Mernissi is an infamous feminist Islamic scholar who gained notoriety after her PhD thesis, Beyond the Veil: Male-Female Dynamics in Muslim Society, was published as a book in 1975. She tackles discussions around sexual and gender identity within Arab/Islamic communities.
Beyond the Veil was the first of Mernissi’s work to be considered a classic theological and sociological study. As someone who grew up Muslim but ‘liberal’ or non-traditionally, I can understand why. Beyond the Veil, a play on the Muslim head covering(s), is a thesis that lifts and uncovers hypocritical patriarchal norms and views that many Muslims seem to hold.
She successfully manages to question the place of religion and culture within Islamic societies, and it is fascinating how she does so while making comparisons between the Middle East and the Western world. As I read her thesis, I was amused at how differently she viewed Western female liberation to other feminist women of colour; a particularly memorable quote was:
“In western culture, sexual inequality is based on belief in women’s biological inferiority. In Islam, there is no such belief in female inferiority. On the contrary, the whole system is based on the assumption that the woman is a powerful and dangerous being.”1
Which, in my opinion, holds truth – when you hear stories from the Qur’an and the Hadiths, women who were wives, daughters, sisters, friends and even the workers who lived in the Harem are discussed, not from the male gaze, but from a narrative that was in awe at how much strength these women had, how knowledgeable they were and how much importance the Prophet Muhammed gave to them.
Muslim male scholars interpret Islam and the teachings of the Qur’an and the Hadiths from a male perspective. For example, women cannot ask for a divorce or have a say in whether or not her husband marries another wife, this is not according to the teachings of Islam but is widely believed to be a fundamental ideology of Islam rather than a global system of patriarchy.
Western feminism revolves around the premise that men and women must be equal, but, as Mernissi purports, we are very different. That’s not to say that we don’t deserve equal rights , but in early waves of Western feminism, especially around the 1980’s and 90’s it was widely believed that gender inequality was the main issue faced by women in developing countries, that patriarchal power takes priority in the analysis of women’s status, even over other marginalising forces, and that categories such as race and class are less important than gender.2

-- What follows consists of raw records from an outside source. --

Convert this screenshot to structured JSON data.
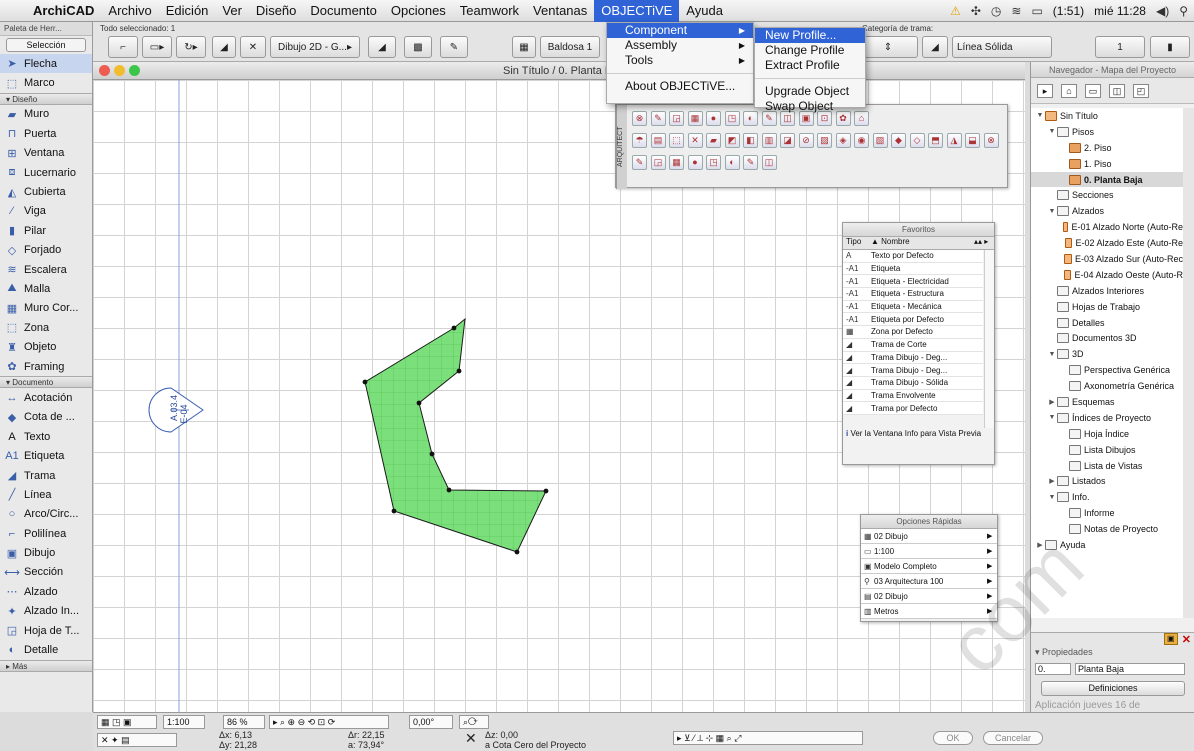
{
  "menubar": {
    "app": "ArchiCAD",
    "items": [
      "Archivo",
      "Edición",
      "Ver",
      "Diseño",
      "Documento",
      "Opciones",
      "Teamwork",
      "Ventanas",
      "OBJECTiVE",
      "Ayuda"
    ],
    "clock": "(1:51)",
    "datetime": "mié 11:28"
  },
  "infobox": {
    "palette_title": "Paleta de Herr...",
    "selection_label": "Selección",
    "all_selected": "Todo seleccionado: 1",
    "drawing_combo": "Dibujo 2D - G...",
    "tile_label": "Baldosa 1",
    "line_label": "Línea Sólida",
    "line_category": "Categoría de trama:",
    "pen_value": "1"
  },
  "toolbox": {
    "tools_top": [
      "Flecha",
      "Marco"
    ],
    "section_design": "Diseño",
    "design_tools": [
      "Muro",
      "Puerta",
      "Ventana",
      "Lucernario",
      "Cubierta",
      "Viga",
      "Pilar",
      "Forjado",
      "Escalera",
      "Malla",
      "Muro Cor...",
      "Zona",
      "Objeto",
      "Framing"
    ],
    "section_document": "Documento",
    "document_tools": [
      "Acotación",
      "Cota de ...",
      "Texto",
      "Etiqueta",
      "Trama",
      "Línea",
      "Arco/Circ...",
      "Polilínea",
      "Dibujo",
      "Sección",
      "Alzado",
      "Alzado In...",
      "Hoja de T...",
      "Detalle"
    ],
    "more": "Más"
  },
  "canvas": {
    "title": "Sin Título / 0. Planta B",
    "marker_top": "A.03.4",
    "marker_bottom": "E-04"
  },
  "objective_menu": {
    "items": [
      "Component",
      "Assembly",
      "Tools",
      "About OBJECTiVE..."
    ],
    "submenu": [
      "New Profile...",
      "Change Profile",
      "Extract Profile",
      "Upgrade Object",
      "Swap Object"
    ]
  },
  "palette": {
    "side_label": "ARQUITECT"
  },
  "favorites": {
    "title": "Favoritos",
    "col_tipo": "Tipo",
    "col_nombre": "▲ Nombre",
    "rows": [
      {
        "icon": "A",
        "name": "Texto por Defecto"
      },
      {
        "icon": "-A1",
        "name": "Etiqueta"
      },
      {
        "icon": "-A1",
        "name": "Etiqueta - Electricidad"
      },
      {
        "icon": "-A1",
        "name": "Etiqueta - Estructura"
      },
      {
        "icon": "-A1",
        "name": "Etiqueta - Mecánica"
      },
      {
        "icon": "-A1",
        "name": "Etiqueta por Defecto"
      },
      {
        "icon": "▦",
        "name": "Zona por Defecto"
      },
      {
        "icon": "◢",
        "name": "Trama de Corte"
      },
      {
        "icon": "◢",
        "name": "Trama Dibujo - Deg..."
      },
      {
        "icon": "◢",
        "name": "Trama Dibujo - Deg..."
      },
      {
        "icon": "◢",
        "name": "Trama Dibujo - Sólida"
      },
      {
        "icon": "◢",
        "name": "Trama Envolvente"
      },
      {
        "icon": "◢",
        "name": "Trama por Defecto"
      }
    ],
    "note": "Ver la Ventana Info para Vista Previa"
  },
  "quick": {
    "title": "Opciones Rápidas",
    "rows": [
      "02 Dibujo",
      "1:100",
      "Modelo Completo",
      "03 Arquitectura 100",
      "02 Dibujo",
      "Metros"
    ]
  },
  "navigator": {
    "title": "Navegador - Mapa del Proyecto",
    "tree": [
      {
        "t": "Sin Título",
        "lvl": 0,
        "tw": "▼",
        "ic": "house"
      },
      {
        "t": "Pisos",
        "lvl": 1,
        "tw": "▼",
        "ic": "box"
      },
      {
        "t": "2. Piso",
        "lvl": 2,
        "tw": "",
        "ic": "folder"
      },
      {
        "t": "1. Piso",
        "lvl": 2,
        "tw": "",
        "ic": "folder"
      },
      {
        "t": "0. Planta Baja",
        "lvl": 2,
        "tw": "",
        "ic": "folder",
        "bold": true
      },
      {
        "t": "Secciones",
        "lvl": 1,
        "tw": "",
        "ic": "box"
      },
      {
        "t": "Alzados",
        "lvl": 1,
        "tw": "▼",
        "ic": "box"
      },
      {
        "t": "E-01 Alzado Norte (Auto-Re",
        "lvl": 2,
        "tw": "",
        "ic": "house"
      },
      {
        "t": "E-02 Alzado Este (Auto-Re",
        "lvl": 2,
        "tw": "",
        "ic": "house"
      },
      {
        "t": "E-03 Alzado Sur (Auto-Rec",
        "lvl": 2,
        "tw": "",
        "ic": "house"
      },
      {
        "t": "E-04 Alzado Oeste (Auto-R",
        "lvl": 2,
        "tw": "",
        "ic": "house"
      },
      {
        "t": "Alzados Interiores",
        "lvl": 1,
        "tw": "",
        "ic": "box"
      },
      {
        "t": "Hojas de Trabajo",
        "lvl": 1,
        "tw": "",
        "ic": "box"
      },
      {
        "t": "Detalles",
        "lvl": 1,
        "tw": "",
        "ic": "box"
      },
      {
        "t": "Documentos 3D",
        "lvl": 1,
        "tw": "",
        "ic": "box"
      },
      {
        "t": "3D",
        "lvl": 1,
        "tw": "▼",
        "ic": "box"
      },
      {
        "t": "Perspectiva Genérica",
        "lvl": 2,
        "tw": "",
        "ic": "box"
      },
      {
        "t": "Axonometría Genérica",
        "lvl": 2,
        "tw": "",
        "ic": "box"
      },
      {
        "t": "Esquemas",
        "lvl": 1,
        "tw": "▶",
        "ic": "box"
      },
      {
        "t": "Índices de Proyecto",
        "lvl": 1,
        "tw": "▼",
        "ic": "box"
      },
      {
        "t": "Hoja Índice",
        "lvl": 2,
        "tw": "",
        "ic": "box"
      },
      {
        "t": "Lista Dibujos",
        "lvl": 2,
        "tw": "",
        "ic": "box"
      },
      {
        "t": "Lista de Vistas",
        "lvl": 2,
        "tw": "",
        "ic": "box"
      },
      {
        "t": "Listados",
        "lvl": 1,
        "tw": "▶",
        "ic": "box"
      },
      {
        "t": "Info.",
        "lvl": 1,
        "tw": "▼",
        "ic": "box"
      },
      {
        "t": "Informe",
        "lvl": 2,
        "tw": "",
        "ic": "box"
      },
      {
        "t": "Notas de Proyecto",
        "lvl": 2,
        "tw": "",
        "ic": "box"
      },
      {
        "t": "Ayuda",
        "lvl": 0,
        "tw": "▶",
        "ic": "box"
      }
    ],
    "props_title": "Propiedades",
    "props_num": "0.",
    "props_name": "Planta Baja",
    "props_btn": "Definiciones",
    "app_footer": "Aplicación  jueves 16 de"
  },
  "statusbar": {
    "scale": "1:100",
    "zoom": "86 %",
    "angle": "0,00°",
    "dx": "Δx: 6,13",
    "dy": "Δy: 21,28",
    "dr": "Δr: 22,15",
    "da": "a: 73,94°",
    "dz": "Δz: 0,00",
    "zref": "a Cota Cero del Proyecto",
    "ok": "OK",
    "cancel": "Cancelar"
  },
  "watermark": "com",
  "colors": {
    "accent": "#2f63d6",
    "shape_fill": "#7be07b",
    "shape_stroke": "#1a1a1a"
  }
}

What Mernissi is getting at is that equality without acknowledging the different life experiences of the group being marginalised can be oppressive in itself; we see this in phrases like “I don’t see colour” when discussing racism. When confronted with the idea of a mass sisterhood fighting for equality, that “equality” often drowns out the voices of non-white women. This system doesn’t acknowledge systems of colonisation, capitalism, and the way modern proxy wars have dehumanised non-Western women, decentralising their voices, their culture, and their own interpretations of feminism.
Mernissi points out the internalised misogyny some Western female liberation movements have, and we still see it today. For example, a hijab, a headscarf devout Muslim women wear, is considered oppressive for many Western feminists, while movements like #Freethenipple are centred around choice. But that choice seems to be a one-way street.
Islam is portrayed as a harmful religion that has brainwashed any practising Muslim woman to the same ideals, but the Veil that needs to be lifted here are the social stereotypes surrounding Islam. Muslim women in France still face persecution for wearing a Hijab, Niqab, Burkini, in a supposedly secular country, and sector’s known as “Muslim quarters” in French cities face heavy police presence and constant state-sanctioned harassment.3
Mernissi’s acknowledgment about how Muslim women are left out of specific conversations is refreshing for someone who grew up Muslim; because the historical, social, political and economic tale and plight as a Muslim woman is unknown to anyone who is not a Muslim woman. So, while Muslim men who fail to push female narratives, tales and even perspectives (explicitly concerning the Qur’an) are scrutinised, Western feminists who fail to include Muslim women’s voices in their fight for liberation are also wrong.
In 1970, Mernissi was extremely controversial, but now, Muslim women are creating a feminism that takes into account their cultural experiences, upbringing, and their personal voice.4
Mernissi, Fatima. Beyond the Veil Male-Female Dynamics in Modern Muslim Society. London Saqi Books, 2011.